• Erin Jerig

Courier Tries: The Pataskala Haunted Forest

While building the Pataskala Haunted Forest, workers discovered several artifacts with the name “Murdock” or the letter “M” engraved into them. After several unexplainable occurrences, such as light bulbs burning out and the sounds of voices, one of the workers brought in a psychic medium to determine the source of the disturbances.

The medium confirmed that the spirits of those buried in the woods were angry, and they would not stop until everything that had been removed from the land was returned. The workers were unable to do this, as a medallion had gone missing and could not be returned. Thus, the story of the Murdocks was born.

To this day, the same strange occurrences have been happening, without any explanation other than the old ghost story.

The Pataskala Haunted Forest is open from 7 p.m. to 12 p.m. every Friday and Saturday from Sept 29— Oct 28 this year. It is located at 8838 Refugee Rd Sw Pataskala, Ohio 43062. Admission is $15, and the parking is free.

The attraction is run by volunteers. All ticket sales go to local youth athletic programs.

At 7 p.m. on Saturday, Sept. 30, the Courier staff headed to the Pataskala Haunted Forest to see what this haunted attraction really had to offer. Upon reaching our destination, we were already excited and afraid for what we were about to experience.

“There was not a specific sign for the place. There was no grand entrance. There was just a lit up parking sign and a dark and deserted parking lot,” junior designer Gwen Throckmorton said. The walk to the actual forest was short and eerie, and we were able to hear the distant screams of those who came before us.

Once we were admitted onto the trail, we were led by one guide in front and two guides in the back.

“I really liked how they had a guide for us. First of all, he was really cute, but it was also good to know he was there. I felt safe and trusted we wouldn’t get lost,” senior writing editor-in-chief Lindsey Lenhart said. The guides

led us along a path through a series of small buildings, where most of the scaring took place. “I got exactly what I expected — to be scared — and my heart rate definitely reflected how well they did. My resting heart rate is 64, but immediately after the trip, it was 142, according to my FitBit,” junior copy and web editor Hannah McDavid said. “The vibe beforehand topped any indoors haunted house I’ve been to. Having it outdoors, in the dark, surrounded by the looming trees really upped the anxiety.” Overall, the Courier staff enjoyed the trip, while others view it as a traumatic experience. For some, features like the really tight tunnel were too much. “People should have been warned if they were claustrophobic because it was really tight, and I thought someone was going to come touch me,” junior design editor Brooke Little said. “There were times when I was scared, and a lot of the people who went were pretty scared, but it wasn’t too overwhelming,” junior writer Jacob Fulton said. Other staff members, such as Little, considered the attraction a bit cheesy, but still fun. Pataskala Haunted Forest was not overwhelmingly terrifying, but it satisfied all of our needs for a spooky, scary experience."

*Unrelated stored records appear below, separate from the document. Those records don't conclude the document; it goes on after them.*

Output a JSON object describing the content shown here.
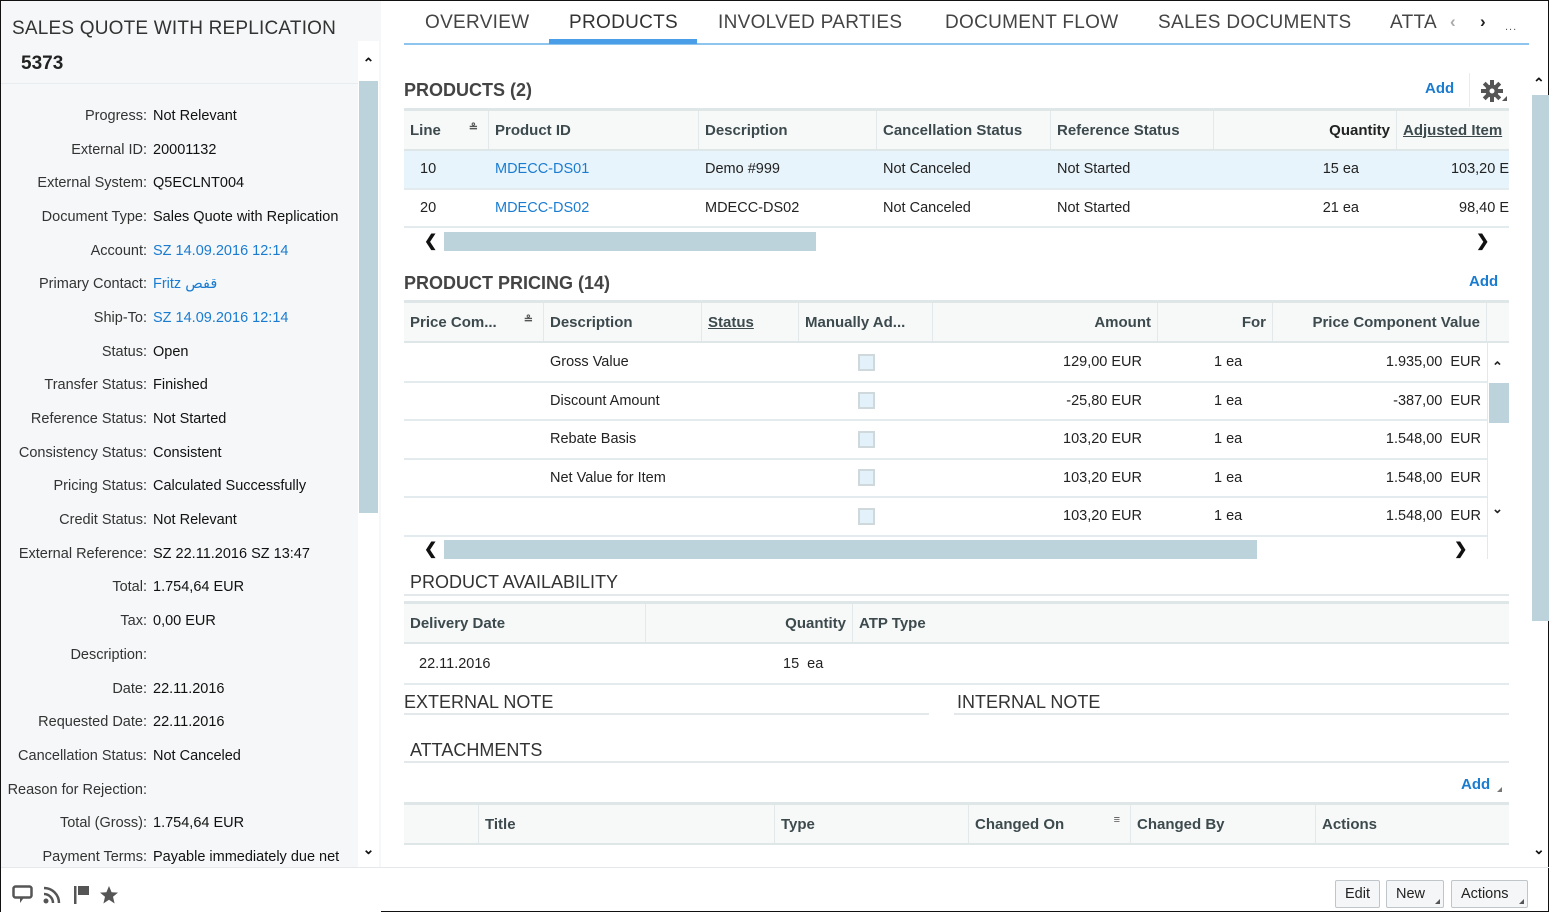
{
  "header": {
    "title": "SALES QUOTE WITH REPLICATION",
    "id": "5373"
  },
  "fields": [
    {
      "label": "Progress:",
      "value": "Not Relevant",
      "link": false
    },
    {
      "label": "External ID:",
      "value": "20001132",
      "link": false
    },
    {
      "label": "External System:",
      "value": "Q5ECLNT004",
      "link": false
    },
    {
      "label": "Document Type:",
      "value": "Sales Quote with Replication",
      "link": false
    },
    {
      "label": "Account:",
      "value": "SZ 14.09.2016 12:14",
      "link": true
    },
    {
      "label": "Primary Contact:",
      "value": "Fritz قفص",
      "link": true
    },
    {
      "label": "Ship-To:",
      "value": "SZ 14.09.2016 12:14",
      "link": true
    },
    {
      "label": "Status:",
      "value": "Open",
      "link": false
    },
    {
      "label": "Transfer Status:",
      "value": "Finished",
      "link": false
    },
    {
      "label": "Reference Status:",
      "value": "Not Started",
      "link": false
    },
    {
      "label": "Consistency Status:",
      "value": "Consistent",
      "link": false
    },
    {
      "label": "Pricing Status:",
      "value": "Calculated Successfully",
      "link": false
    },
    {
      "label": "Credit Status:",
      "value": "Not Relevant",
      "link": false
    },
    {
      "label": "External Reference:",
      "value": "SZ 22.11.2016 SZ 13:47",
      "link": false
    },
    {
      "label": "Total:",
      "value": "1.754,64 EUR",
      "link": false
    },
    {
      "label": "Tax:",
      "value": "0,00 EUR",
      "link": false
    },
    {
      "label": "Description:",
      "value": "",
      "link": false
    },
    {
      "label": "Date:",
      "value": "22.11.2016",
      "link": false
    },
    {
      "label": "Requested Date:",
      "value": "22.11.2016",
      "link": false
    },
    {
      "label": "Cancellation Status:",
      "value": "Not Canceled",
      "link": false
    },
    {
      "label": "Reason for Rejection:",
      "value": "",
      "link": false
    },
    {
      "label": "Total (Gross):",
      "value": "1.754,64 EUR",
      "link": false
    },
    {
      "label": "Payment Terms:",
      "value": "Payable immediately due net",
      "link": false
    }
  ],
  "footer_icons": [
    "feed-comment-icon",
    "rss-icon",
    "flag-icon",
    "star-icon"
  ],
  "tabs": [
    {
      "label": "OVERVIEW",
      "active": false
    },
    {
      "label": "PRODUCTS",
      "active": true
    },
    {
      "label": "INVOLVED PARTIES",
      "active": false
    },
    {
      "label": "DOCUMENT FLOW",
      "active": false
    },
    {
      "label": "SALES DOCUMENTS",
      "active": false
    },
    {
      "label": "ATTA",
      "active": false
    }
  ],
  "tab_more": "...",
  "products": {
    "title": "PRODUCTS (2)",
    "add_label": "Add",
    "columns": [
      "Line",
      "Product ID",
      "Description",
      "Cancellation Status",
      "Reference Status",
      "Quantity",
      "Adjusted Item"
    ],
    "rows": [
      {
        "line": "10",
        "product_id": "MDECC-DS01",
        "description": "Demo #999",
        "cancellation": "Not Canceled",
        "reference": "Not Started",
        "quantity": "15 ea",
        "adjusted": "103,20 E",
        "selected": true
      },
      {
        "line": "20",
        "product_id": "MDECC-DS02",
        "description": "MDECC-DS02",
        "cancellation": "Not Canceled",
        "reference": "Not Started",
        "quantity": "21 ea",
        "adjusted": "98,40 E",
        "selected": false
      }
    ]
  },
  "pricing": {
    "title": "PRODUCT PRICING (14)",
    "add_label": "Add",
    "columns": [
      "Price Com...",
      "Description",
      "Status",
      "Manually Ad...",
      "Amount",
      "For",
      "Price Component Value"
    ],
    "rows": [
      {
        "component": "",
        "description": "Gross Value",
        "status": "",
        "manual": false,
        "amount": "129,00 EUR",
        "for": "1 ea",
        "value": "1.935,00  EUR"
      },
      {
        "component": "",
        "description": "Discount Amount",
        "status": "",
        "manual": false,
        "amount": "-25,80 EUR",
        "for": "1 ea",
        "value": "-387,00  EUR"
      },
      {
        "component": "",
        "description": "Rebate Basis",
        "status": "",
        "manual": false,
        "amount": "103,20 EUR",
        "for": "1 ea",
        "value": "1.548,00  EUR"
      },
      {
        "component": "",
        "description": "Net Value for Item",
        "status": "",
        "manual": false,
        "amount": "103,20 EUR",
        "for": "1 ea",
        "value": "1.548,00  EUR"
      },
      {
        "component": "",
        "description": "",
        "status": "",
        "manual": false,
        "amount": "103,20 EUR",
        "for": "1 ea",
        "value": "1.548,00  EUR"
      }
    ]
  },
  "availability": {
    "title": "PRODUCT AVAILABILITY",
    "columns": [
      "Delivery Date",
      "Quantity",
      "ATP Type"
    ],
    "rows": [
      {
        "date": "22.11.2016",
        "quantity": "15  ea",
        "atp": ""
      }
    ]
  },
  "external_note": {
    "title": "EXTERNAL NOTE"
  },
  "internal_note": {
    "title": "INTERNAL NOTE"
  },
  "attachments": {
    "title": "ATTACHMENTS",
    "add_label": "Add",
    "columns": [
      "",
      "Title",
      "Type",
      "Changed On",
      "Changed By",
      "Actions"
    ]
  },
  "actions": {
    "edit": "Edit",
    "new": "New",
    "actions": "Actions"
  },
  "colors": {
    "accent": "#4a9ee8",
    "link": "#1a7cd1",
    "scrollbar": "#bcd3dc",
    "selected_row": "#e8f4fb"
  }
}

Recent Posts

See All

Orange Media publications are official student-produced mediums of news and information published by the Journalism students of Olentangy Orange High School. The publications have been established as a designated public forum for student journalists to inform, educate and entertain readers as well as for the discussion of issues of concern to their audience. They  will not be reviewed or restrained by school officials, adults or sources prior to publication.

The content of the publications is determined by and reflects only the views of the student staff and not school officials or the school itself. They will not publish any material, determined by the staff or adviser, that is libelous, obscene or disruptive to the school day.

The advisers are Kari Phillips and Brian Nicola. Readers may respond to the publications through Letters to the Editor. Letters may be mailed, e-mailed to thecourierstaff@gmail.com or dropped off to room 2223. The staff asks that submissions be 300 words or less and contain the author’s name and signature. Editors reserve the right to edit or withhold publication of letters.

The publications strive to uphold the Canons of Professional Journalism, which includes accuracy, impartiality, etc. Therefore, major errors will be corrected in the next issue. Distinction will be marked between news and opinion stories.

This site was designed with the
.com
website builder. Create your website today.
Start Now